The Feed is a real mixture. Large chunks of it are exactly that - page after page of self-examining misery with an occasional bit of action thrown in. But, there are parts where the writing really comes alive and shows its quality. This happens when we get the references back to pre-disaster, when we discover the Feed, which takes The Circle's premise to a whole new level with a mega-connected society where all human interaction is through directly-wired connections… until the whole thing fails …

Everything You Know About Space Is Wrong - Matt Brown ****

What we have here is a feast of assertions some people make about space that are satisfyingly incorrect, with pithy, entertaining explanations of what the true picture is. Matt Brown admits in his introduction that a lot of these incorrect facts are nitpicking - more on that in a moment - but it doesn't stop them being delightful. I particularly enjoyed the ones about animals in space and about the Moon.

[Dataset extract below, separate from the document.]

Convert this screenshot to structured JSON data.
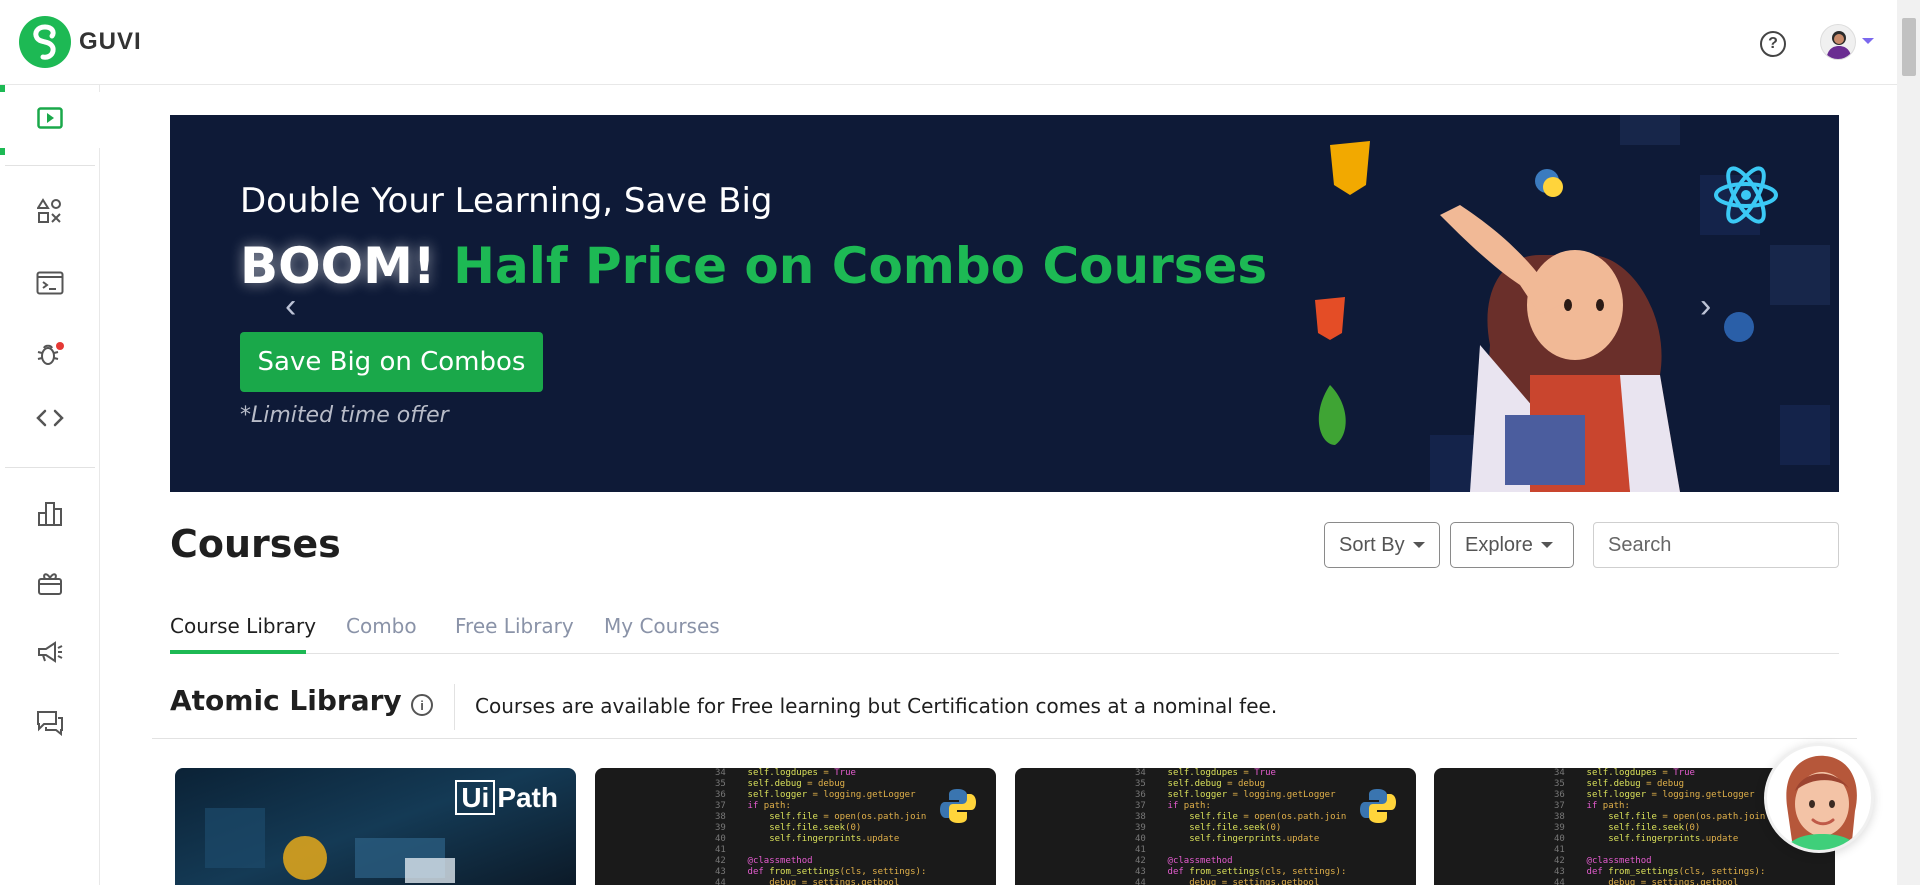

Along the way, we take in space exploration, the Earth's place in space, the Moon, the solar system, the universe and a collection of random oddities, such as the fact that Mozart didn't write Twinkle, Twinkle Little Star. Sometimes the wrongness comes from a frequent misunderstanding. So, for example, Brown corrects the idea that Copernicus was the first to say that the Earth moves around the Sun. Sometimes there's some very careful wording. This is used when Brown challenges the idea that the Russian dog Laika was the first animal in space. What we discover is that, i…

Dark Matter and the Dinosaurs - Lisa Randall ****

I did my PhD in galactic dynamics - which is an awkward subject when people want to know what its relevance to the 'real world' is. So I was excited when Clube and Napier's book The Cosmic Serpent came out, around the same time, because it provided me with a ready-made answer. It argued that the comets which occasionally crash into Earth with disastrous results - such as the extinction of the dinosaurs - are perturbed from their normal orbits by interactions with the large-scale structure of the galaxy.

I was reminded of this idea a few years ago when there was a flurry of media interest in Lisa Randall's "dark matter and the dinosaurs" conjecture. I was sufficiently enthusiastic about it to write an article on the subject for Fortean Times - though my enthusiasm didn't quite extend to purchasing her hardback book at the time. However, now that it's out in paperback I've remedied the situation - and I'm glad I did.

Dark matter is believed to exi…